London resident Zita Holbourne plans to participate in the Friday July 27th Opening Ceremony of the 2012 Olympic Games held at the gleaming new stadium located not far from her community of Newham.
However, Holbourne, a trade union activist and poet, is not participating as one of those lucky enough to have secured an expensive ticket to attend the glitzy Opening Ceremony.
Holbourne’s participating instead in a community forum on the 27th about the legions of unlucky London residents who’ve received no jobs, no contracts no other economic benefits from this multi-billion-dollar premier international sports competition which was originally touted by British politicians and promoters as a vehicle for helping low-income Londoners.
“The Olympics have been a disaster. The Olympics have not created opportunity for black communities,” Holbourne said.
British officials secured the Olympics for London on pledges of providing improvements for low-income and minority residents in England’s capital city. Nearly half of London’s population is non-white.
Holbourne, co-chair of Black Activists Rising Against Cuts, will participate in an ‘Alternative Opening’ not far from the stadium as part of a continuing campaign to oppose the austerity policies of Great Britain’s Conservative-led government -- policies that many across that nation say are producing rising unemployment, injustice and inequality.
Olympic preparations in England, including the building of facilities for the games, have cost over $17-billion, with most of the funds coming from the national and local governments, according to a July 26 article in The Guardian newspaper.
This massive public funding for Olympics-related expenditures (plus bailouts for bankers) occur as Britain’s Conservative led government continues its budget-cutting ‘austerity,’ slashing funding for education, employment, housing and other social needs, including requiring the terminally ill to work part-time to continue receiving government benefits.

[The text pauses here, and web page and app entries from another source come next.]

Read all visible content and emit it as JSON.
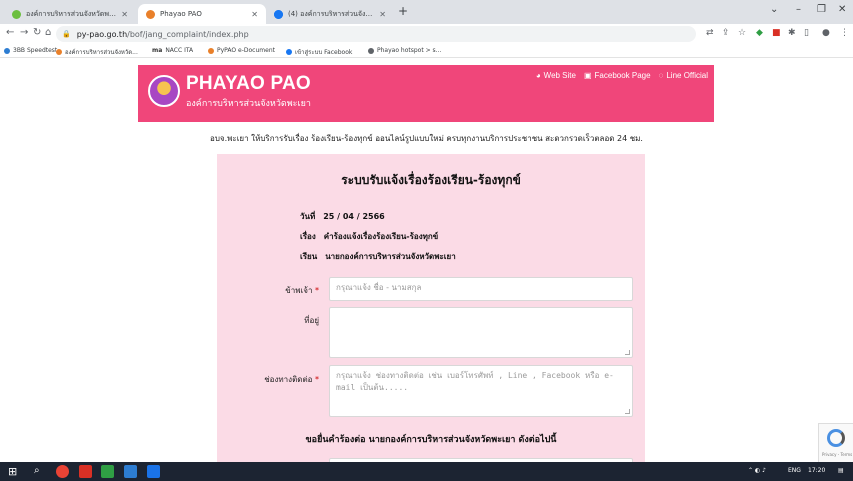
{
  "browser": {
    "tabs": [
      {
        "label": "องค์การบริหารส่วนจังหวัดพะเยา – Ph",
        "fav": "#6cbf3f"
      },
      {
        "label": "Phayao PAO",
        "fav": "#e9802a"
      },
      {
        "label": "(4) องค์การบริหารส่วนจังหวัดพะเยา |",
        "fav": "#1877f2"
      }
    ],
    "new_tab": "+",
    "url_host": "py-pao.go.th",
    "url_path": "/bof/jang_complaint/index.php",
    "bookmarks": [
      {
        "label": "3BB Speedtest",
        "color": "#2d7dd2"
      },
      {
        "label": "องค์การบริหารส่วนจังหวัด...",
        "color": "#e9802a"
      },
      {
        "label": "NACC ITA",
        "color": "#333333",
        "prefix": "ma"
      },
      {
        "label": "PyPAO e-Document",
        "color": "#e9802a"
      },
      {
        "label": "เข้าสู่ระบบ Facebook",
        "color": "#1877f2"
      },
      {
        "label": "Phayao hotspot > s...",
        "color": "#5f6368"
      }
    ]
  },
  "site": {
    "logo_title": "PHAYAO PAO",
    "logo_subtitle": "องค์การบริหารส่วนจังหวัดพะเยา",
    "links": {
      "website": "Web Site",
      "facebook": "Facebook Page",
      "line": "Line Official"
    },
    "notice": "อบจ.พะเยา ให้บริการรับเรื่อง ร้องเรียน-ร้องทุกข์ ออนไลน์รูปแบบใหม่ ครบทุกงานบริการประชาชน สะดวกรวดเร็วตลอด 24 ชม."
  },
  "form": {
    "title": "ระบบรับแจ้งเรื่องร้องเรียน-ร้องทุกข์",
    "date_label": "วันที่",
    "date_value": "25 / 04 / 2566",
    "subject_label": "เรื่อง",
    "subject_value": "คำร้องแจ้งเรื่องร้องเรียน-ร้องทุกข์",
    "to_label": "เรียน",
    "to_value": "นายกองค์การบริหารส่วนจังหวัดพะเยา",
    "name_label": "ข้าพเจ้า",
    "name_placeholder": "กรุณาแจ้ง ชื่อ - นามสกุล",
    "address_label": "ที่อยู่",
    "contact_label": "ช่องทางติดต่อ",
    "contact_placeholder": "กรุณาแจ้ง ช่องทางติดต่อ เช่น เบอร์โทรศัพท์ , Line , Facebook หรือ e-mail เป็นต้น.....",
    "required_mark": "*",
    "subheading": "ขอยื่นคำร้องต่อ นายกองค์การบริหารส่วนจังหวัดพะเยา ดังต่อไปนี้"
  },
  "recaptcha": {
    "text": "Privacy - Terms"
  },
  "taskbar": {
    "lang": "ENG",
    "time": "17:20"
  }
}
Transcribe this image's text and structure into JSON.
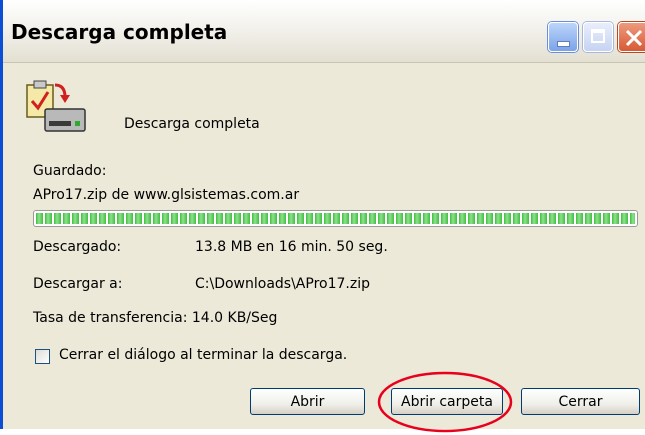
{
  "window": {
    "title": "Descarga completa"
  },
  "titlebar_buttons": {
    "minimize_icon": "minimize-icon",
    "maximize_icon": "maximize-icon",
    "close_icon": "close-icon"
  },
  "header": {
    "icon": "download-complete-icon",
    "message": "Descarga completa"
  },
  "details": {
    "saved_label": "Guardado:",
    "saved_file": "APro17.zip de www.glsistemas.com.ar",
    "progress": 1.0,
    "downloaded_label": "Descargado:",
    "downloaded_value": "13.8 MB en 16 min. 50 seg.",
    "download_to_label": "Descargar a:",
    "download_to_value": "C:\\Downloads\\APro17.zip",
    "transfer_rate": "Tasa de transferencia: 14.0 KB/Seg"
  },
  "options": {
    "close_on_finish_label": "Cerrar el diálogo al terminar la descarga.",
    "close_on_finish_checked": false
  },
  "buttons": {
    "open": "Abrir",
    "open_folder": "Abrir carpeta",
    "close": "Cerrar"
  },
  "colors": {
    "titlebar_border": "#0b4fd6",
    "progress_green": "#3fbf3f",
    "highlight_ellipse": "#e8001c",
    "button_border": "#003c74"
  }
}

The conservative government claims insufficient funds exist to address the worsening economic plights of Britain’s poor, working and middle classes.
Omowale Rupert, a member of London’s Pan-Afrikan Society Community Forum, said the 2012 Olympics is “being used as an excuse to siphon money from the pockets of ordinary people – the bills will be left for us and the profits will go to the transnationals.”

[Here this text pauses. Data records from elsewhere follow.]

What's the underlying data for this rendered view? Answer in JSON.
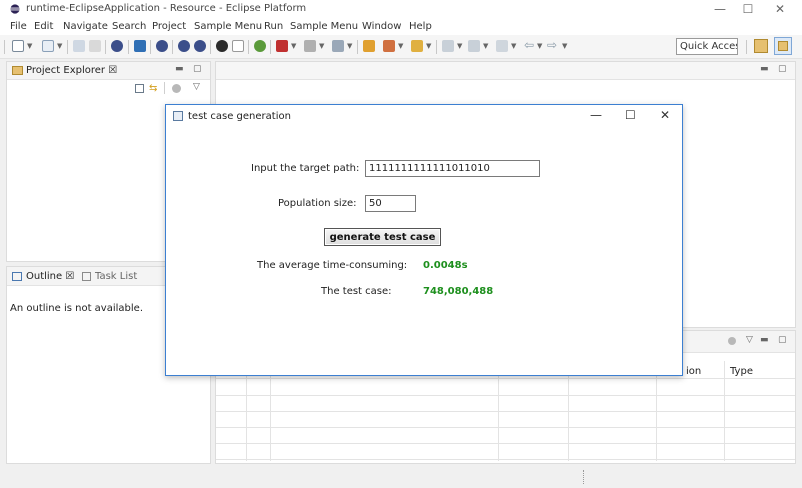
{
  "window": {
    "title": "runtime-EclipseApplication - Resource - Eclipse Platform",
    "minimize_glyph": "—",
    "maximize_glyph": "☐",
    "close_glyph": "✕"
  },
  "menu": [
    "File",
    "Edit",
    "Navigate",
    "Search",
    "Project",
    "Sample Menu",
    "Run",
    "Sample Menu",
    "Window",
    "Help"
  ],
  "toolbar": {
    "quick_access": "Quick Access",
    "icons": [
      "new-icon",
      "save-icon",
      "print-icon",
      "debug-icon",
      "run-icon",
      "external-tools-icon",
      "search-icon",
      "open-type-icon",
      "next-annotation-icon",
      "back-icon",
      "forward-icon"
    ]
  },
  "project_explorer": {
    "title": "Project Explorer ☒"
  },
  "outline": {
    "title": "Outline ☒",
    "task_list_title": "Task List",
    "message": "An outline is not available."
  },
  "bottom_view": {
    "columns": [
      "ion",
      "Type"
    ]
  },
  "dialog": {
    "title": "test case generation",
    "target_path_label": "Input the target path:",
    "target_path_value": "1111111111111011010",
    "population_label": "Population size:",
    "population_value": "50",
    "generate_button": "generate test case",
    "avg_time_label": "The average time-consuming:",
    "avg_time_value": "0.0048s",
    "test_case_label": "The test case:",
    "test_case_value": "748,080,488"
  },
  "colors": {
    "accent_border": "#3c7fd1",
    "result_green": "#1d8f1d"
  }
}
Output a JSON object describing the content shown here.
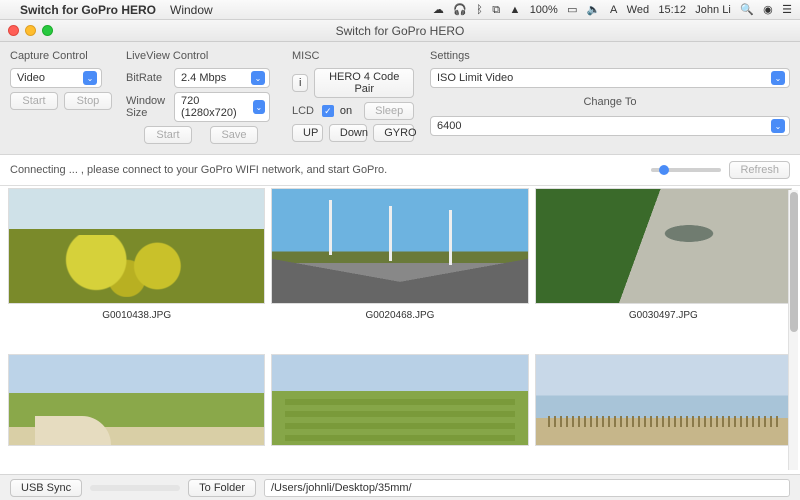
{
  "menubar": {
    "app_name": "Switch for GoPro HERO",
    "menus": [
      "Window"
    ],
    "right": {
      "battery": "100%",
      "day": "Wed",
      "time": "15:12",
      "user": "John Li"
    }
  },
  "window": {
    "title": "Switch for GoPro HERO"
  },
  "capture": {
    "header": "Capture Control",
    "mode": "Video",
    "start": "Start",
    "stop": "Stop"
  },
  "liveview": {
    "header": "LiveView Control",
    "bitrate_label": "BitRate",
    "bitrate": "2.4 Mbps",
    "winsize_label": "Window\nSize",
    "winsize": "720 (1280x720)",
    "start": "Start",
    "save": "Save"
  },
  "misc": {
    "header": "MISC",
    "pair": "HERO 4 Code Pair",
    "lcd_label": "LCD",
    "lcd_on": "on",
    "sleep": "Sleep",
    "up": "UP",
    "down": "Down",
    "gyro": "GYRO"
  },
  "settings": {
    "header": "Settings",
    "prop": "ISO Limit Video",
    "change_to": "Change To",
    "value": "6400"
  },
  "status": {
    "text": "Connecting ... , please connect to your GoPro WIFI network, and start GoPro.",
    "refresh": "Refresh"
  },
  "gallery": {
    "items": [
      {
        "file": "G0010438.JPG"
      },
      {
        "file": "G0020468.JPG"
      },
      {
        "file": "G0030497.JPG"
      }
    ]
  },
  "footer": {
    "usb_sync": "USB Sync",
    "to_folder": "To Folder",
    "path": "/Users/johnli/Desktop/35mm/"
  }
}
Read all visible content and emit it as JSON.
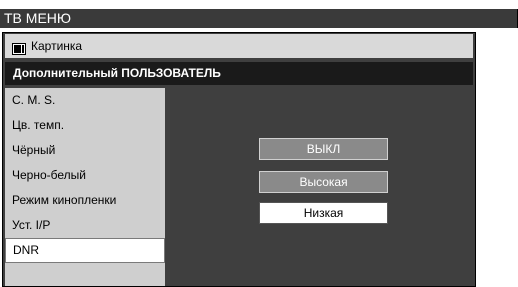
{
  "title_bar": {
    "label": "ТВ МЕНЮ"
  },
  "picture_row": {
    "label": "Картинка",
    "icon": "picture-icon"
  },
  "section_header": {
    "label": "Дополнительный ПОЛЬЗОВАТЕЛЬ"
  },
  "menu": {
    "items": [
      {
        "label": "C. M. S."
      },
      {
        "label": "Цв. темп."
      },
      {
        "label": "Чёрный"
      },
      {
        "label": "Черно-белый"
      },
      {
        "label": "Режим киноплeнки"
      },
      {
        "label": "Уст. I/P"
      },
      {
        "label": "DNR"
      }
    ],
    "selected": "DNR"
  },
  "options": {
    "items": [
      {
        "label": "ВЫКЛ"
      },
      {
        "label": "Высокая"
      },
      {
        "label": "Низкая"
      }
    ],
    "selected": "Низкая"
  },
  "colors": {
    "title_bar_bg": "#3a3a3a",
    "panel_bg": "#3f3f3f",
    "list_bg": "#cfcfcf",
    "selected_bg": "#ffffff",
    "option_bg": "#8a8a8a"
  }
}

Rupert once competed as a high jumper in international track-&-field meets, including the World Championships and the Commonwealth Games.
The London Organizing Committee for the Olympic Games (LOCOG) is the first ever Olympic organizing committee to have a Diversity and Inclusion Division.
Preparations for the games did achieve many of LOCOG’s stated goals, for example reclaiming long derelict toxic industrial wasteland in East London (where the stadium and other game’s sites were constructed).